I went home and finished up the pita chips and hummus we had. I sighed and said goodbye. I didn't think it would be terribly difficult, really... the pita chips I had were a treat... on a day to day basis, I don't eat a lot of processed wheat stuff. My kashi bar afternoon snack would need replaced. I guess I needed to get new bread, since my sprouted ezekial would no longer work alongside my morning egg... but, other than that... shouldn't be too hard.
And honestly, it wasn't. I had to do a lot of research, but I like to do that. I had to read labels carefully, but I like to do that. I saw it as a food challenge and I was up to it. It was just two months, I'd eat gluten again one day, right?
Um, no. I won't. I will never put another bite of gluten in my mouth I feel quite certain. After getting through a week of withdraw (I could post just about those interesting experiences... wow.) I was overwhelmed by the changes... since a couple of days of GF, my finger has not one single morning been locked or achy. My toe- nothing- I'm sleeping like a baby.

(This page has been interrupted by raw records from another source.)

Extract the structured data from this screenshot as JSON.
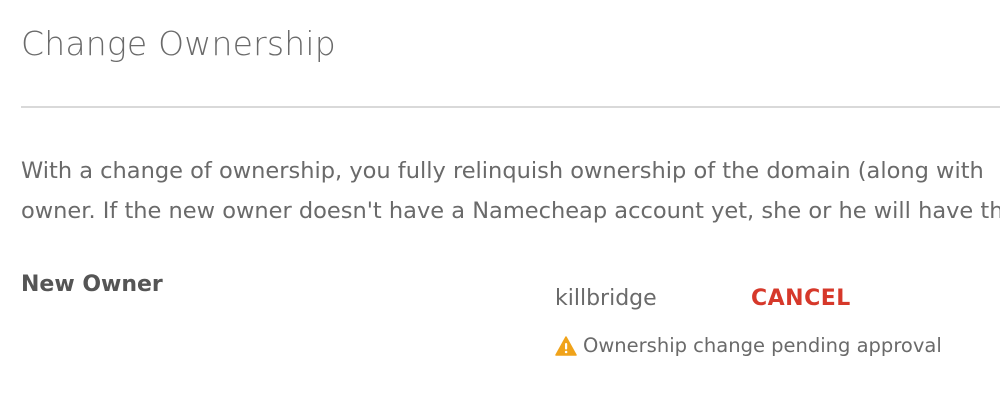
{
  "section": {
    "title": "Change Ownership"
  },
  "description": {
    "line1": "With a change of ownership, you fully relinquish ownership of the domain (along with",
    "line2": "owner. If the new owner doesn't have a Namecheap account yet, she or he will have th"
  },
  "new_owner": {
    "label": "New Owner",
    "username": "killbridge",
    "cancel_label": "CANCEL",
    "status_icon": "warning-icon",
    "status_text": "Ownership change pending approval"
  },
  "colors": {
    "accent": "#d6382a",
    "warning": "#f0a31a",
    "text": "#6a6a6a"
  }
}
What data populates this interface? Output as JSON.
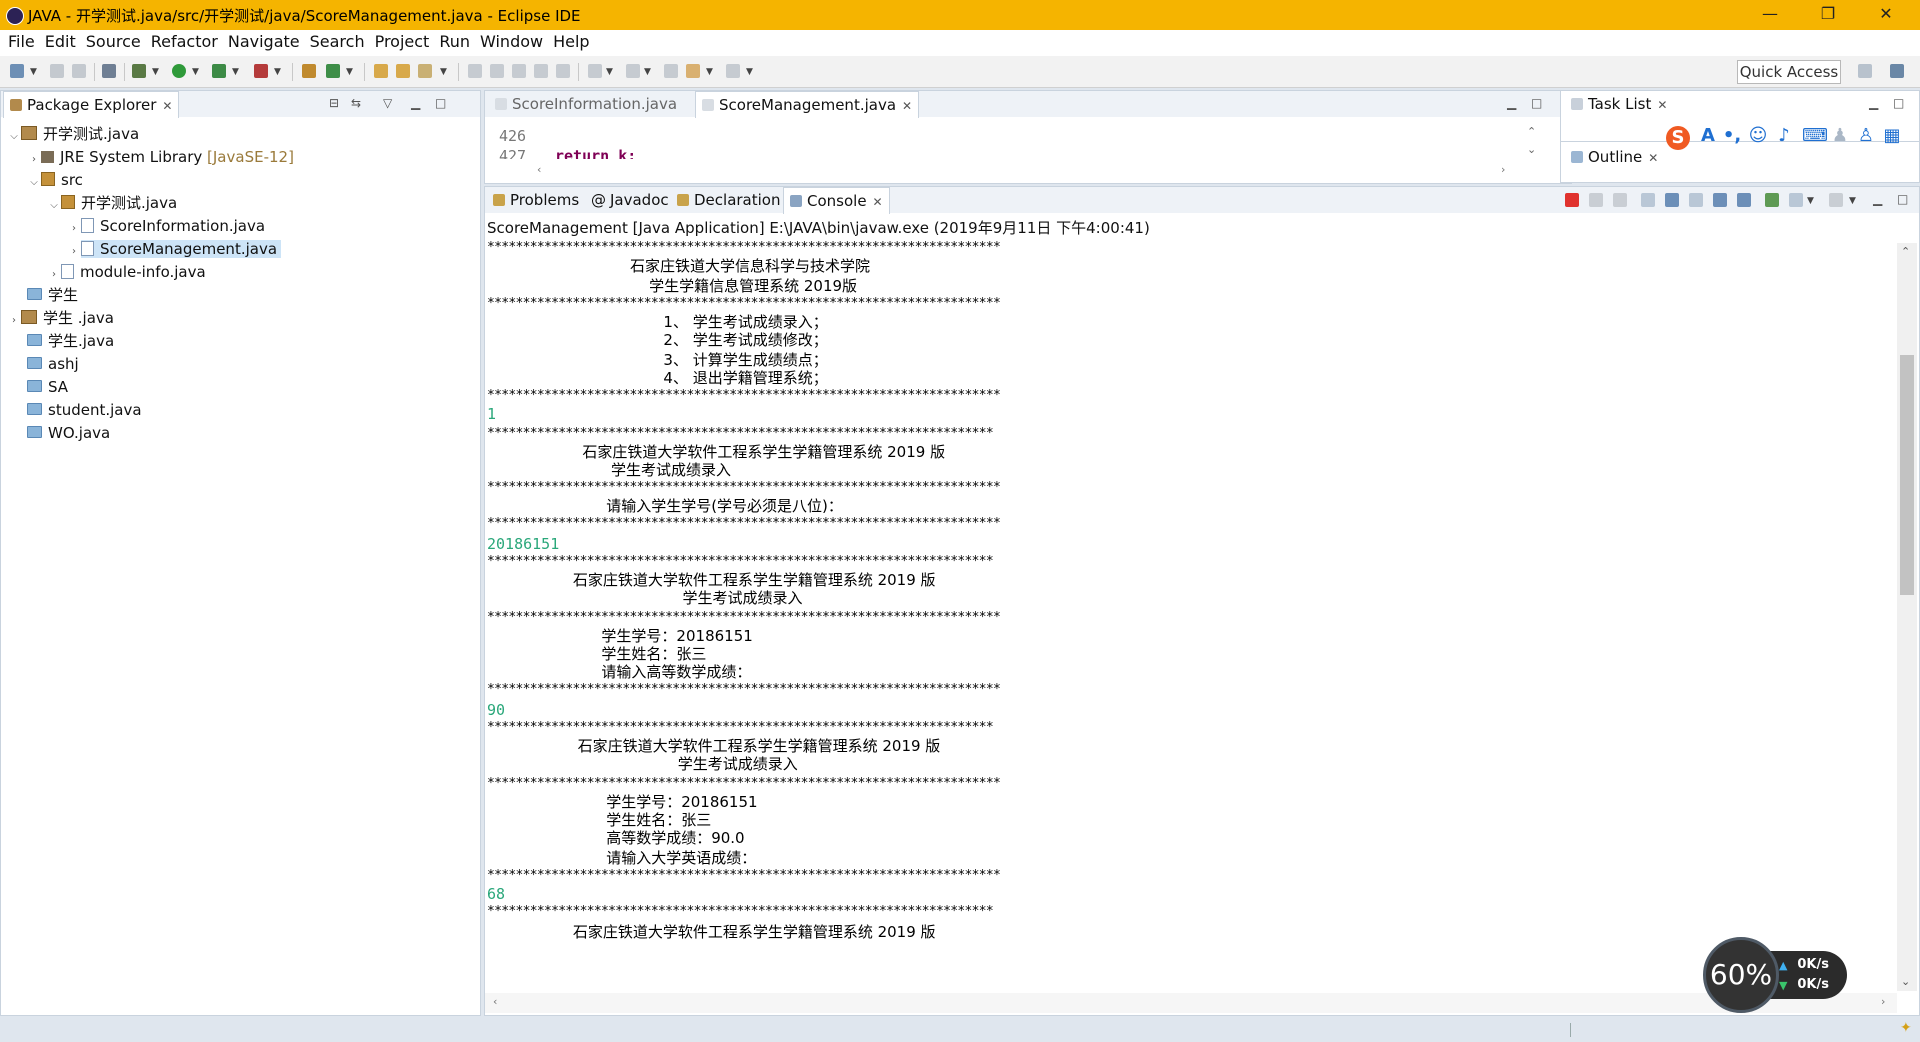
{
  "window": {
    "title": "JAVA - 开学测试.java/src/开学测试/java/ScoreManagement.java - Eclipse IDE",
    "minimize": "—",
    "maximize": "❐",
    "close": "✕"
  },
  "menu": [
    "File",
    "Edit",
    "Source",
    "Refactor",
    "Navigate",
    "Search",
    "Project",
    "Run",
    "Window",
    "Help"
  ],
  "toolbar": {
    "quick_access": "Quick Access"
  },
  "package_explorer": {
    "tab_label": "Package Explorer",
    "items": [
      {
        "label": "开学测试.java"
      },
      {
        "label": "JRE System Library",
        "decoration": "[JavaSE-12]"
      },
      {
        "label": "src"
      },
      {
        "label": "开学测试.java"
      },
      {
        "label": "ScoreInformation.java"
      },
      {
        "label": "ScoreManagement.java"
      },
      {
        "label": "module-info.java"
      },
      {
        "label": "学生"
      },
      {
        "label": "学生 .java"
      },
      {
        "label": "学生.java"
      },
      {
        "label": "ashj"
      },
      {
        "label": "SA"
      },
      {
        "label": "student.java"
      },
      {
        "label": "WO.java"
      }
    ]
  },
  "editor": {
    "tabs": [
      {
        "label": "ScoreInformation.java"
      },
      {
        "label": "ScoreManagement.java"
      }
    ],
    "lines": [
      {
        "num": "426",
        "code": ""
      },
      {
        "num": "427",
        "code": "    return k;"
      }
    ]
  },
  "task_list": {
    "tab_label": "Task List"
  },
  "outline": {
    "tab_label": "Outline"
  },
  "console_panel": {
    "tabs": [
      {
        "label": "Problems"
      },
      {
        "label": "Javadoc"
      },
      {
        "label": "Declaration"
      },
      {
        "label": "Console"
      }
    ],
    "launch_info": "ScoreManagement [Java Application] E:\\JAVA\\bin\\javaw.exe (2019年9月11日 下午4:00:41)",
    "lines": [
      {
        "text": "************************************************************************",
        "kind": "stars"
      },
      {
        "text": "                              石家庄铁道大学信息科学与技术学院",
        "kind": "text"
      },
      {
        "text": "                                  学生学籍信息管理系统 2019版",
        "kind": "text"
      },
      {
        "text": "************************************************************************",
        "kind": "stars"
      },
      {
        "text": "                                     1、 学生考试成绩录入；",
        "kind": "text"
      },
      {
        "text": "                                     2、 学生考试成绩修改；",
        "kind": "text"
      },
      {
        "text": "                                     3、 计算学生成绩绩点；",
        "kind": "text"
      },
      {
        "text": "                                     4、 退出学籍管理系统；",
        "kind": "text"
      },
      {
        "text": "************************************************************************",
        "kind": "stars"
      },
      {
        "text": "1",
        "kind": "input"
      },
      {
        "text": "***********************************************************************",
        "kind": "stars"
      },
      {
        "text": "                    石家庄铁道大学软件工程系学生学籍管理系统 2019 版",
        "kind": "text"
      },
      {
        "text": "                          学生考试成绩录入",
        "kind": "text"
      },
      {
        "text": "************************************************************************",
        "kind": "stars"
      },
      {
        "text": "                         请输入学生学号(学号必须是八位)：",
        "kind": "text"
      },
      {
        "text": "************************************************************************",
        "kind": "stars"
      },
      {
        "text": "20186151",
        "kind": "input"
      },
      {
        "text": "***********************************************************************",
        "kind": "stars"
      },
      {
        "text": "                  石家庄铁道大学软件工程系学生学籍管理系统 2019 版",
        "kind": "text"
      },
      {
        "text": "                                         学生考试成绩录入",
        "kind": "text"
      },
      {
        "text": "************************************************************************",
        "kind": "stars"
      },
      {
        "text": "                        学生学号：20186151",
        "kind": "text"
      },
      {
        "text": "                        学生姓名：张三",
        "kind": "text"
      },
      {
        "text": "                        请输入高等数学成绩：",
        "kind": "text"
      },
      {
        "text": "************************************************************************",
        "kind": "stars"
      },
      {
        "text": "90",
        "kind": "input"
      },
      {
        "text": "***********************************************************************",
        "kind": "stars"
      },
      {
        "text": "                   石家庄铁道大学软件工程系学生学籍管理系统 2019 版",
        "kind": "text"
      },
      {
        "text": "                                        学生考试成绩录入",
        "kind": "text"
      },
      {
        "text": "************************************************************************",
        "kind": "stars"
      },
      {
        "text": "                         学生学号：20186151",
        "kind": "text"
      },
      {
        "text": "                         学生姓名：张三",
        "kind": "text"
      },
      {
        "text": "                         高等数学成绩：90.0",
        "kind": "text"
      },
      {
        "text": "                         请输入大学英语成绩：",
        "kind": "text"
      },
      {
        "text": "************************************************************************",
        "kind": "stars"
      },
      {
        "text": "68",
        "kind": "input"
      },
      {
        "text": "***********************************************************************",
        "kind": "stars"
      },
      {
        "text": "                  石家庄铁道大学软件工程系学生学籍管理系统 2019 版",
        "kind": "text"
      }
    ]
  },
  "speed_widget": {
    "percent": "60%",
    "up": "0K/s",
    "down": "0K/s"
  },
  "colors": {
    "title_bar": "#f5b400",
    "console_input": "#2aa77a",
    "selection": "#cde4f7"
  }
}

My hips- my poor 80 year old hips? 80% better. My last few adjustments? :) :) I'm STICKING baby!!! Not to mention the 5lbs I dropped in a couple weeks (Dr. S. says I'm probably metabolizing better, and well, not being able to partake in most teacher lounge flour and sugar laden treats is helpful.) and without going into detail I will tell you my digestion is just happier overall. I feel like someone opened the curtains to a perfect spring day. I could hug Dr. Snyder's cute little neck for this. I know it's the start. I know it's the beginning of a long journey to understand what is going on with my body... I know I could have caisen and soy or even egg sensitivities. I know we need to understand how much damage might be done to my small intestine. My adreanal glands are a concern... I know I need to move forward with testing- and I'm going to. But I need to do one thing at a time... and since Gluten is the big gun, the general of food intolerance when you're autoimmune... I feel like I'm off to a good start. I need to take time to adjust to this. To listen to my body, to learn.
This is all why my blog is getting a make-over. My pantry is rid of whole grain pasta and all purpose flour. It's now stocked with corn pasta and lots of new to me gluten free flours and starches like sorghum and tapioca. My favorite protein sources- Quorn and Seitan- are gone and will be replaced with small portions of the highest quality meat I can buy. I'm ready to chronicle what works for me and how this whole experience is already changing my life.